Chicago mayoral candidate Rahm Emanuel shakes hands after speaking about his economic plan for the city on Feb. 8, at Threadless Tees, a t-shirt manufacturing company, in Chicago. M. Spencer Green/AP
Susan Brace of Fort Wayne, Ind., holds signs during a rally at the Indiana state house in Indianapolis on Feb. 8. Teachers gathered to rally against sweeping education changes being pushed by Republican Gov. Mitch Daniels. Darron Cummings/AP
Activists rally at the state capitol on Feb. 7, in Santa Fe, New Mexico. The protesters are against what they view as antiimmigrant policies of Republican Gov. Susana Martinez, including a directive that state law enforcement check the immigration status of criminal suspects. Protesters also objected to the governor's push to repeal a state law allowing driver's licenses for illegal immigrants. State police estimated about 300 people participated in the rally. Natalie Guillen/The New Mexican/AP
Stella Zuckerman sits on the shoulders of her father Dan Zuckerman while participating in a rally organized to show opposition to the rewrite to Idaho's public school plan purposed by public schools chief Tom Luna on Feb. 7, in Boise, Idaho. Charlie Litchfield/Idaho Press-Tribune/AP
Before a standing ovation by friends, supporters and students, State Treasurer Tate Reeves announces his intention to seek the GOP nomination for lieutenant governor on Feb. 7, at the Florence Middle School in Florence, Miss. Rogelio V. Solis/AP
Former Minnesota Gov. and Republican presidential aspirant Tim Pawlenty chats during a book signing before the City Club of Chicago luncheon on Feb. 4, in Chicago. Pawlenty isn't shying away from President Barack Obama's home state, saying he'll make a decision about seeking the GOP presidential nomination in the next couple of months. Charles Rex Arbogast/AP
West Virginia Secretary of State Natalie Tennant announces her intentions to run for governor at a press conference, on Feb. 3, in Fairmont, W.Va. Tennant was accompanied by her husband, Eric Wells (l.) and her father and mother, John and Rosemary Tennant, at Colasessano's restaurant for the announcement. A special election will be held later this year to fill the term of former Gov. Joe Manchin. Dale Sparks/AP
In this Feb. 2 photo, former Massachusetts Gov. Mitt Romney is interviewed in New York. The tea party movement is mixing a strange political brew in famously independent New Hampshire, complicating the first-in-the-nation primary strategy for the growing number of potential Republican presidential hopefuls.

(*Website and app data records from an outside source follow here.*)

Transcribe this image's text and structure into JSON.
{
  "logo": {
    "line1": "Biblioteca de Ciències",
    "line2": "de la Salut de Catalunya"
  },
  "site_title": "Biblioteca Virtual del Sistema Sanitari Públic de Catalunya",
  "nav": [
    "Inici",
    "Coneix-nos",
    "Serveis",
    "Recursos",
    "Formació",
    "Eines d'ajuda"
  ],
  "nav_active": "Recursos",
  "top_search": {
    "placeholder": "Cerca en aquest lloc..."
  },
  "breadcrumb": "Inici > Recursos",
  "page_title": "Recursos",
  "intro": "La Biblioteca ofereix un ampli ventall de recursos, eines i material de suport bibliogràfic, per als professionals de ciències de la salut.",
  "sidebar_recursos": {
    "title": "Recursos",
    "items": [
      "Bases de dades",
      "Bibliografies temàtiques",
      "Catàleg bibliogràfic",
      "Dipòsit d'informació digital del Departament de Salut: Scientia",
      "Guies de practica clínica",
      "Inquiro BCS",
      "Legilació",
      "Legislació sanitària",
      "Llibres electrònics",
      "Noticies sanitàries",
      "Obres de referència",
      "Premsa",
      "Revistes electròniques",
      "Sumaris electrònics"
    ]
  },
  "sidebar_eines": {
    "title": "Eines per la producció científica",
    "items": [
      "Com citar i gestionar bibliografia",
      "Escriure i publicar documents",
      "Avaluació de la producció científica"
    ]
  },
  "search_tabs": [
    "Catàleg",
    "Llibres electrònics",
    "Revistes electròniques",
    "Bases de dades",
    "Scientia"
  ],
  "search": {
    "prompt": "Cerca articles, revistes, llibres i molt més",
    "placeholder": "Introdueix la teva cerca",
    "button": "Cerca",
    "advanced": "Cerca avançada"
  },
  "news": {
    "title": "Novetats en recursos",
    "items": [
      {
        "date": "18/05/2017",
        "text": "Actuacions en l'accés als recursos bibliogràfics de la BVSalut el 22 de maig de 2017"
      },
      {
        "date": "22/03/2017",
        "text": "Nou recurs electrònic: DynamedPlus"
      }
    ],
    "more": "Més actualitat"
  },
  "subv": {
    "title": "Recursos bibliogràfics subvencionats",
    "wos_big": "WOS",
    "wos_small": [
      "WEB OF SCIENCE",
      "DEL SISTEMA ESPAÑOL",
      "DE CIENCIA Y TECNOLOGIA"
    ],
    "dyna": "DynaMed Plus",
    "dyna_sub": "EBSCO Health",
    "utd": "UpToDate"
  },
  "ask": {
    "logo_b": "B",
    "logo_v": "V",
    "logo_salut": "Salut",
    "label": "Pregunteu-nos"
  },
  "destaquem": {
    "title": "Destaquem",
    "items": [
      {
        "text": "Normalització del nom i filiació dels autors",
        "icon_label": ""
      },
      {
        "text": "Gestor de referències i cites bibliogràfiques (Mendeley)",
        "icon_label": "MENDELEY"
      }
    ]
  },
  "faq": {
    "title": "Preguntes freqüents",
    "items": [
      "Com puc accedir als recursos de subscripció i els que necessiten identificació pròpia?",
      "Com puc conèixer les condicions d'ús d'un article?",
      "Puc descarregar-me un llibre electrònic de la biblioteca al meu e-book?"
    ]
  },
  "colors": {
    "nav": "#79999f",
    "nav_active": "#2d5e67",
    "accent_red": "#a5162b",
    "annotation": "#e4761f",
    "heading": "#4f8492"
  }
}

Richard Drew/AP
The South African government charged Eugene De Kock for killing dozens with anti-apartheid activists during that era. The Christian Science Monitor covered his 1996 trial.
BySudarsan Raghavan, Correspondent
This article originally appeared in the Sept. 30, 1996, edition of The Christian Science Monitor right before Eugene De Kock, head of a deadly apartheid state covert unit, was sentenced to two life terms and an additional 212 years in prison. The South African government granted him parole Friday after 20 years.